■ Given data ■
####

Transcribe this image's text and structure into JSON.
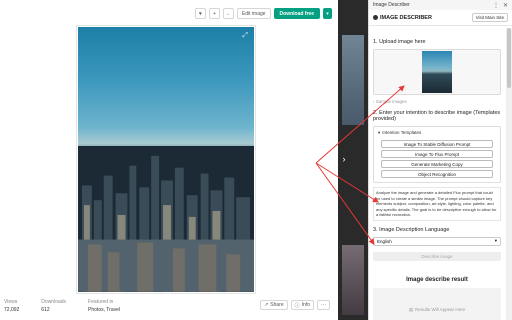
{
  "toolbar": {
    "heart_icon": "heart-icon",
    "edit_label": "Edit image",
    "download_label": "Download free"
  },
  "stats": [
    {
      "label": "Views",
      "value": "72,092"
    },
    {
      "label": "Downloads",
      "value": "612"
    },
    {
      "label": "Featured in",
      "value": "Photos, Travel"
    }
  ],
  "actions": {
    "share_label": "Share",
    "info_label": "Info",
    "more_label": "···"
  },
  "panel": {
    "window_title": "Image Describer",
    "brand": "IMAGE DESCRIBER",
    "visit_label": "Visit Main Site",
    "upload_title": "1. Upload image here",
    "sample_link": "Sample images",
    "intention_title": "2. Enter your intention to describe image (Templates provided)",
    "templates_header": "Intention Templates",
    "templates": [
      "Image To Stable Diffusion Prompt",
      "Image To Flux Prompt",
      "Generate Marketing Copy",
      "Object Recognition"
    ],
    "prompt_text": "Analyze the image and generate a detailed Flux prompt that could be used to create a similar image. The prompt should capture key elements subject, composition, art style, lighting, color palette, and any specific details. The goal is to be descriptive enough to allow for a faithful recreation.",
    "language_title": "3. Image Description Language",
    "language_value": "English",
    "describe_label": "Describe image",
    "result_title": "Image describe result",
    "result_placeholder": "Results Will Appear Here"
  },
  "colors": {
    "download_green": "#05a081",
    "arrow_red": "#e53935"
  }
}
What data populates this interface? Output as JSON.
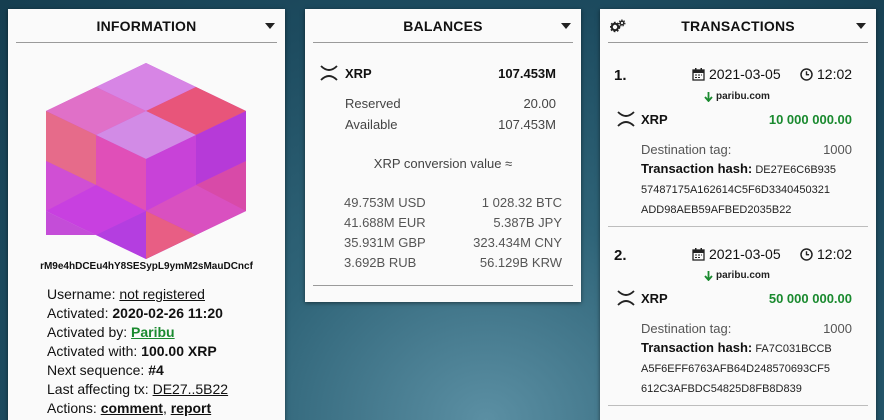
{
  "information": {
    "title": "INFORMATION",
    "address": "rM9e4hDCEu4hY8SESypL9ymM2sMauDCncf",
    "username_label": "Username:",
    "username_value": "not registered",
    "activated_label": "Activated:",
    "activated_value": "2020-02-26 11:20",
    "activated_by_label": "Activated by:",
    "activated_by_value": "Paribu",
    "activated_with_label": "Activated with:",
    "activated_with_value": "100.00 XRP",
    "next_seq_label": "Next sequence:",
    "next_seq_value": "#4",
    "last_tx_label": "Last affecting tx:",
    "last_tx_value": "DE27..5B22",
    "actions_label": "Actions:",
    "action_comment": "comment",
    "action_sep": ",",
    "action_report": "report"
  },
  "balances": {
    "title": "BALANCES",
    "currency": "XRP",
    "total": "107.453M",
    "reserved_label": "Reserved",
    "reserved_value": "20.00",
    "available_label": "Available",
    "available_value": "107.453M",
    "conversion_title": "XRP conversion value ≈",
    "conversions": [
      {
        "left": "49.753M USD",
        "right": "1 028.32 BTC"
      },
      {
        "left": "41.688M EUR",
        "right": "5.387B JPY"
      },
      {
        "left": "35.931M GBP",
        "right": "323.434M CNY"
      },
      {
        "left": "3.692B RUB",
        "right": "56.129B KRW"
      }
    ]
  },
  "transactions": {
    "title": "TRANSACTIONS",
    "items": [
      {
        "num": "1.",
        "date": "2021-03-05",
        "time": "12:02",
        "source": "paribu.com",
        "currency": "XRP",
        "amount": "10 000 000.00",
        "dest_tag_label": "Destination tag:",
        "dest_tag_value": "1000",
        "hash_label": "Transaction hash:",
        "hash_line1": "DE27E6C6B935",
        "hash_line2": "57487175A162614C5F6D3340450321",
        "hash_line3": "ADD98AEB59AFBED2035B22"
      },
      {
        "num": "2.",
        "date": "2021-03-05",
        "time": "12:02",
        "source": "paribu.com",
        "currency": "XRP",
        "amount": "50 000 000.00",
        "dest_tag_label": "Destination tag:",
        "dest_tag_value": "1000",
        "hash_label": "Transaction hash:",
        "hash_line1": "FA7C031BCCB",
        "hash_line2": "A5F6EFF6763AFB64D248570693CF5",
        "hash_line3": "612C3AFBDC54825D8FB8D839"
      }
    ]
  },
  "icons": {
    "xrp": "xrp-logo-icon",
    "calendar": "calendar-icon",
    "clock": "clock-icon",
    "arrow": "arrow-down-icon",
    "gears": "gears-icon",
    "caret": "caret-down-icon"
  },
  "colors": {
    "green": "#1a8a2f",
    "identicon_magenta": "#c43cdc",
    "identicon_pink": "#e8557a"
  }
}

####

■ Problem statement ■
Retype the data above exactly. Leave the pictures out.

■ Solution for this exercise ■
Transcribe this image's text and structure into JSON.
{
  "toolbar": {
    "heart_icon": "heart-icon",
    "edit_label": "Edit image",
    "download_label": "Download free"
  },
  "stats": [
    {
      "label": "Views",
      "value": "72,092"
    },
    {
      "label": "Downloads",
      "value": "612"
    },
    {
      "label": "Featured in",
      "value": "Photos, Travel"
    }
  ],
  "actions": {
    "share_label": "Share",
    "info_label": "Info",
    "more_label": "···"
  },
  "panel": {
    "window_title": "Image Describer",
    "brand": "IMAGE DESCRIBER",
    "visit_label": "Visit Main Site",
    "upload_title": "1. Upload image here",
    "sample_link": "Sample images",
    "intention_title": "2. Enter your intention to describe image (Templates provided)",
    "templates_header": "Intention Templates",
    "templates": [
      "Image To Stable Diffusion Prompt",
      "Image To Flux Prompt",
      "Generate Marketing Copy",
      "Object Recognition"
    ],
    "prompt_text": "Analyze the image and generate a detailed Flux prompt that could be used to create a similar image. The prompt should capture key elements subject, composition, art style, lighting, color palette, and any specific details. The goal is to be descriptive enough to allow for a faithful recreation.",
    "language_title": "3. Image Description Language",
    "language_value": "English",
    "describe_label": "Describe image",
    "result_title": "Image describe result",
    "result_placeholder": "Results Will Appear Here"
  },
  "colors": {
    "download_green": "#05a081",
    "arrow_red": "#e53935"
  }
}
What data populates this interface? Output as JSON.
{
  "information": {
    "title": "INFORMATION",
    "address": "rM9e4hDCEu4hY8SESypL9ymM2sMauDCncf",
    "username_label": "Username:",
    "username_value": "not registered",
    "activated_label": "Activated:",
    "activated_value": "2020-02-26 11:20",
    "activated_by_label": "Activated by:",
    "activated_by_value": "Paribu",
    "activated_with_label": "Activated with:",
    "activated_with_value": "100.00 XRP",
    "next_seq_label": "Next sequence:",
    "next_seq_value": "#4",
    "last_tx_label": "Last affecting tx:",
    "last_tx_value": "DE27..5B22",
    "actions_label": "Actions:",
    "action_comment": "comment",
    "action_sep": ",",
    "action_report": "report"
  },
  "balances": {
    "title": "BALANCES",
    "currency": "XRP",
    "total": "107.453M",
    "reserved_label": "Reserved",
    "reserved_value": "20.00",
    "available_label": "Available",
    "available_value": "107.453M",
    "conversion_title": "XRP conversion value ≈",
    "conversions": [
      {
        "left": "49.753M USD",
        "right": "1 028.32 BTC"
      },
      {
        "left": "41.688M EUR",
        "right": "5.387B JPY"
      },
      {
        "left": "35.931M GBP",
        "right": "323.434M CNY"
      },
      {
        "left": "3.692B RUB",
        "right": "56.129B KRW"
      }
    ]
  },
  "transactions": {
    "title": "TRANSACTIONS",
    "items": [
      {
        "num": "1.",
        "date": "2021-03-05",
        "time": "12:02",
        "source": "paribu.com",
        "currency": "XRP",
        "amount": "10 000 000.00",
        "dest_tag_label": "Destination tag:",
        "dest_tag_value": "1000",
        "hash_label": "Transaction hash:",
        "hash_line1": "DE27E6C6B935",
        "hash_line2": "57487175A162614C5F6D3340450321",
        "hash_line3": "ADD98AEB59AFBED2035B22"
      },
      {
        "num": "2.",
        "date": "2021-03-05",
        "time": "12:02",
        "source": "paribu.com",
        "currency": "XRP",
        "amount": "50 000 000.00",
        "dest_tag_label": "Destination tag:",
        "dest_tag_value": "1000",
        "hash_label": "Transaction hash:",
        "hash_line1": "FA7C031BCCB",
        "hash_line2": "A5F6EFF6763AFB64D248570693CF5",
        "hash_line3": "612C3AFBDC54825D8FB8D839"
      }
    ]
  },
  "icons": {
    "xrp": "xrp-logo-icon",
    "calendar": "calendar-icon",
    "clock": "clock-icon",
    "arrow": "arrow-down-icon",
    "gears": "gears-icon",
    "caret": "caret-down-icon"
  },
  "colors": {
    "green": "#1a8a2f",
    "identicon_magenta": "#c43cdc",
    "identicon_pink": "#e8557a"
  }
}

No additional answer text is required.